++++ Provided records ++++
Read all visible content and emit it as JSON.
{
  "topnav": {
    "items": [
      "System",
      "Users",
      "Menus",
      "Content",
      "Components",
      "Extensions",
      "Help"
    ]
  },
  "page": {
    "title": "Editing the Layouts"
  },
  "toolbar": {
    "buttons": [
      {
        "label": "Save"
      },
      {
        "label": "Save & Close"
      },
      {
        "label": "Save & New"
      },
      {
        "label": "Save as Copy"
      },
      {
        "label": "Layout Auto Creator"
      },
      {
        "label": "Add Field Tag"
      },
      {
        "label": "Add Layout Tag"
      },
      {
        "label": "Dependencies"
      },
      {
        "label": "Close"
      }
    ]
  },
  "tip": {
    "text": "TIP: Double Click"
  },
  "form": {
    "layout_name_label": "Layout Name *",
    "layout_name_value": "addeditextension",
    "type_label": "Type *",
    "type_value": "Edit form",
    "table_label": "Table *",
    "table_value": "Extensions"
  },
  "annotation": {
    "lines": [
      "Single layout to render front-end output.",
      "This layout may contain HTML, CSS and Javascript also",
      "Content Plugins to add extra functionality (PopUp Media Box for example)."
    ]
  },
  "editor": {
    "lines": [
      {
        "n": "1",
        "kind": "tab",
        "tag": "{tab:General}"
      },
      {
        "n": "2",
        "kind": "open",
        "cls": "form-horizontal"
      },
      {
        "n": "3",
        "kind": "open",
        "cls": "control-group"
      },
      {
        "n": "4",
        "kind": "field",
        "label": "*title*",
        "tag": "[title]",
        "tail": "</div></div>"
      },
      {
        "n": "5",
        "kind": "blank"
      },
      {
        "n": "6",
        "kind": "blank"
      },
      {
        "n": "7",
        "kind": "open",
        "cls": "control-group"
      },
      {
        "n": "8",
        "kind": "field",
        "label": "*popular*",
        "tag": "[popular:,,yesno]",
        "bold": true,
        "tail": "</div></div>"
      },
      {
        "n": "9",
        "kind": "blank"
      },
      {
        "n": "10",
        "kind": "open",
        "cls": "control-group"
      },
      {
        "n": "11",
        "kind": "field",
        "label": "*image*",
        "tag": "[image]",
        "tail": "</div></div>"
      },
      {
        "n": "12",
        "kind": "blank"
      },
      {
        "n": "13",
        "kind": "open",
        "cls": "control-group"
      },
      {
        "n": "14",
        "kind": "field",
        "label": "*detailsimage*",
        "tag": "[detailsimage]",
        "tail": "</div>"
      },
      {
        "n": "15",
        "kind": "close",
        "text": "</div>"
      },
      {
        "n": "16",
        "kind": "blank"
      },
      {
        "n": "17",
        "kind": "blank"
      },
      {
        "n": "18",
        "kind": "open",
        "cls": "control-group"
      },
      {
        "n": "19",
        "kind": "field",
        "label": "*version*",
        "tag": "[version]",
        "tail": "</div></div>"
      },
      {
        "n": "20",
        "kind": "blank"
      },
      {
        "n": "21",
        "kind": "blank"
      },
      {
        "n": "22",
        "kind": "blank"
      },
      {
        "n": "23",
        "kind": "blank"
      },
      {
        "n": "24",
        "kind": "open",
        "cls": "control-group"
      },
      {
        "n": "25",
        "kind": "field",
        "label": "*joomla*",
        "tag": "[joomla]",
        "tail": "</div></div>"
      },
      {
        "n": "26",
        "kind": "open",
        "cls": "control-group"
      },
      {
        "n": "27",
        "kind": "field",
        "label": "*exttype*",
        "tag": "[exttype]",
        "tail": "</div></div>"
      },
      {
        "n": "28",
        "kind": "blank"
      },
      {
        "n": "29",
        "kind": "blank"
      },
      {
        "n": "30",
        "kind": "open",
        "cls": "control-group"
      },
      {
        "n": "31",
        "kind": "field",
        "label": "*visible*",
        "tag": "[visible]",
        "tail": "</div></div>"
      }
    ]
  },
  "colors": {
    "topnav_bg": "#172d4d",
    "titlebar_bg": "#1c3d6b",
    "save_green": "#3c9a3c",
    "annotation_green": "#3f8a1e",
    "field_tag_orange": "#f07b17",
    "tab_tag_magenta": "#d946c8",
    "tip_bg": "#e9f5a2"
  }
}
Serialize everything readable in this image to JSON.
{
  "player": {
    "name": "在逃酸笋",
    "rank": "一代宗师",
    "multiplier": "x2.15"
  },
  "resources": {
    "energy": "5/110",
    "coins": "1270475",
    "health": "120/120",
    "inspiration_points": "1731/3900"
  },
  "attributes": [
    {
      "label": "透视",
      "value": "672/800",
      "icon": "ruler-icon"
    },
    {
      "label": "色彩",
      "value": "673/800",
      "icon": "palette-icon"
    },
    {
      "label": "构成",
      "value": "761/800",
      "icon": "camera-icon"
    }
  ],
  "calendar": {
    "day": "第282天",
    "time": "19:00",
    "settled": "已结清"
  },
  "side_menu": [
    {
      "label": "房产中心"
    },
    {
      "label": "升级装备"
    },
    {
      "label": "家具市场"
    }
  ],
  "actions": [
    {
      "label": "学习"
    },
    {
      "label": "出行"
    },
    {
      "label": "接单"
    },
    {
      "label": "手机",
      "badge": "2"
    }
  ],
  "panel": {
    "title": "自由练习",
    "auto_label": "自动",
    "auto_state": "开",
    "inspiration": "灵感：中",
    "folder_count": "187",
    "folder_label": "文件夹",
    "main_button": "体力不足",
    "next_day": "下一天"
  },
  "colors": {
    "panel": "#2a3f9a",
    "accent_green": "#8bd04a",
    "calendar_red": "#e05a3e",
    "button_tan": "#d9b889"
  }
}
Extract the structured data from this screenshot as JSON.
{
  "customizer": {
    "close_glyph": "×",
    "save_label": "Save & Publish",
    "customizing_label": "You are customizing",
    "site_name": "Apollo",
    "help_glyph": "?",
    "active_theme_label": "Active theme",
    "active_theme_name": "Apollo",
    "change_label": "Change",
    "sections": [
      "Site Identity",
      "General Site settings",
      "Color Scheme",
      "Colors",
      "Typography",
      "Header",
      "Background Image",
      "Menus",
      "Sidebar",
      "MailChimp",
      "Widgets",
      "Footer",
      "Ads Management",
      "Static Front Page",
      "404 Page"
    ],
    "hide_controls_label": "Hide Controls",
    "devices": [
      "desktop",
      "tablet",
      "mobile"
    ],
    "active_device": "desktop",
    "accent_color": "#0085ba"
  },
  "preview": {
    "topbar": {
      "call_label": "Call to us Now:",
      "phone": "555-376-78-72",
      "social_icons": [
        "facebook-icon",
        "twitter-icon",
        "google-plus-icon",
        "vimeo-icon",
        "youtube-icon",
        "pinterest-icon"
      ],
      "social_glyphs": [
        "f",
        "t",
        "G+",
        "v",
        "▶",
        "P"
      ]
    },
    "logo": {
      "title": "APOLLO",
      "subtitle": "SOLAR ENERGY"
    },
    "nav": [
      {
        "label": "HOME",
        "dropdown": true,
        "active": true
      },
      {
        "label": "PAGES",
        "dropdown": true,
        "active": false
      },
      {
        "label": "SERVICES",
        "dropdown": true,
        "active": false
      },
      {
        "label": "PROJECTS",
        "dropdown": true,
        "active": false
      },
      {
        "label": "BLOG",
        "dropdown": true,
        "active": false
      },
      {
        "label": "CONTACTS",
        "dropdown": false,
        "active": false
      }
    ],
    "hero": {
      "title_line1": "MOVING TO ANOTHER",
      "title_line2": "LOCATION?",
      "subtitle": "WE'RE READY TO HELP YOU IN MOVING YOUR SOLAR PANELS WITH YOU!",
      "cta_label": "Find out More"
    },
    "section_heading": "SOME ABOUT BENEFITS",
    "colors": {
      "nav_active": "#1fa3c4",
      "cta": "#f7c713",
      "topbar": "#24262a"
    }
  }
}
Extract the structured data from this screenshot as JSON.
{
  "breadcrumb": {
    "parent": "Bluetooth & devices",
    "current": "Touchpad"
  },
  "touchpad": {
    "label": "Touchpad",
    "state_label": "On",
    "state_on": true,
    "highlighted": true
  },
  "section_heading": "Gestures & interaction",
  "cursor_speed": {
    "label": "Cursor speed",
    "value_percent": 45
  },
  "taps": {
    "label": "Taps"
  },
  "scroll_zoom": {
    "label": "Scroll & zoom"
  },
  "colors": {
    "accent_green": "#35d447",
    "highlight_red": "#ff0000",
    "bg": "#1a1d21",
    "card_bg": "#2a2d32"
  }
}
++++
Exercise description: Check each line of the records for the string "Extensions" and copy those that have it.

Answer to this task:
      "Extensions",
    "table_value": "Extensions"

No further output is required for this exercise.